1986: The Sessional Paper on Renewed Growth and Economic Management of the Economy removed all Government monopolistic tendencies, divested Government investment in commercial activities and encouraged the private sector to run and invest in the Government-owned organisations and parastatals.

1987: Sessional Paper No. 4 on Renewed Growth Through Cooperative Movement is released.

1990: Promotion of regionalization and globalisation policies, the key being removal of tariff and non-tariff trade barriers, Withdrawal of direct and indirect protection of domestic competition, adverse economic conditions, collapse of many financial institutions and coops.

Post-liberalisation period

1991 : Sessional Paper No. 6 of 1997 provided for a member-based, autonomous and  ember-controlled movement. A new legislation was developed. Liberalisation in the 1990s saw many mergers, disputes and splits in various cooperative societies, with some devolving into small and uneconomic units on one hand, and on the other, suffering high level of mismanagement.

1999: The number of registered cooperatives had rises to 7,000.

1999: National Poverty Eradication Plan launched, providing for a broad-based approach to economic growth, especially in the rural areas, with cooperatives being a key vehicle.

2003: Registered cooperatives reach 10,297, with a membership of 5.9 million and an income of about Kshs7.4 billion ($87.1 million), contributing to about 30 per cent of national saving.

2004: The Cooperative Societies Amendment Bill of 2004 seeks to re-introduce some degree of government control.

2008: The Sacco Societies Act introducing prudential regulation of all deposit-taking Saccos enacted, giving birth to the Sacco Societies Regulatory Authority (Sasra) in 2009.

2009: The Cooperative Alliance of Kenya Limited (CAK) is registered as the national apex organisation for the cooperative movement in Kenya, following the collapse of the Kenya Federation of Cooperatives Union. CAK’s mandate is to promote cooperative development, unite the movement and represent the cooperatives’ interests on all matters of policy and legal framework.

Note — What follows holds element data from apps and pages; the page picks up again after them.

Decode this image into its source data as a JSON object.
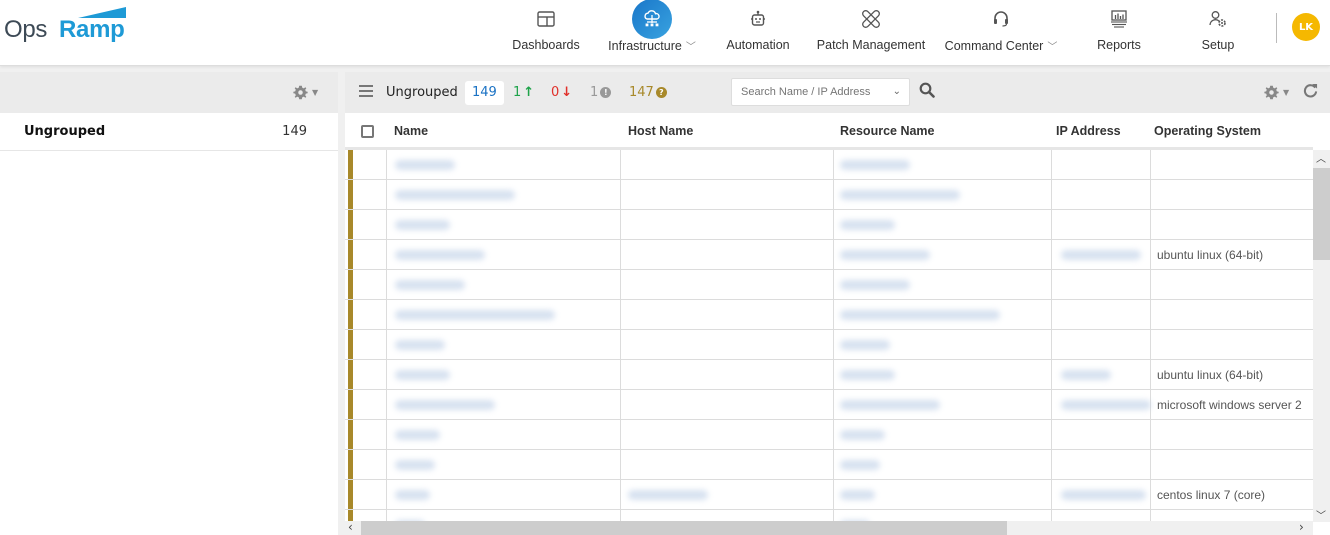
{
  "logo": {
    "part1": "Ops",
    "part2": "Ramp"
  },
  "nav": [
    {
      "label": "Dashboards",
      "icon": "dashboard-icon",
      "active": false,
      "dropdown": false
    },
    {
      "label": "Infrastructure",
      "icon": "cloud-network-icon",
      "active": true,
      "dropdown": true
    },
    {
      "label": "Automation",
      "icon": "robot-icon",
      "active": false,
      "dropdown": false
    },
    {
      "label": "Patch Management",
      "icon": "bandage-icon",
      "active": false,
      "dropdown": false
    },
    {
      "label": "Command Center",
      "icon": "headset-icon",
      "active": false,
      "dropdown": true
    },
    {
      "label": "Reports",
      "icon": "report-icon",
      "active": false,
      "dropdown": false
    },
    {
      "label": "Setup",
      "icon": "user-gear-icon",
      "active": false,
      "dropdown": false
    }
  ],
  "user": {
    "initials": "LK"
  },
  "colors": {
    "brand": "#1e9ad6",
    "active_nav": "#1976c9",
    "avatar": "#f5b800",
    "row_status": "#a8892a",
    "up": "#1fa34a",
    "down": "#e0302a",
    "unknown": "#999999",
    "undefined": "#a8892a",
    "count": "#1a72c4"
  },
  "left": {
    "groups": [
      {
        "name": "Ungrouped",
        "count": "149"
      }
    ]
  },
  "toolbar": {
    "group_label": "Ungrouped",
    "total": "149",
    "up": "1",
    "down": "0",
    "unknown": "1",
    "undefined": "147",
    "search_placeholder": "Search Name / IP Address"
  },
  "table": {
    "columns": [
      "Name",
      "Host Name",
      "Resource Name",
      "IP Address",
      "Operating System"
    ],
    "rows": [
      {
        "os": ""
      },
      {
        "os": ""
      },
      {
        "os": ""
      },
      {
        "os": "ubuntu linux (64-bit)"
      },
      {
        "os": ""
      },
      {
        "os": ""
      },
      {
        "os": ""
      },
      {
        "os": "ubuntu linux (64-bit)"
      },
      {
        "os": "microsoft windows server 2"
      },
      {
        "os": ""
      },
      {
        "os": ""
      },
      {
        "os": "centos linux 7 (core)"
      },
      {
        "os": ""
      }
    ]
  }
}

2011: The Ethics Commission for Cooperative societies is established to handle ethical and integrity issues. The commission works closely with the national anti-corruption agency to minimise losses occasioned by graft, and recover all assets, including land and buildings of cooperatives that have illegally been acquired.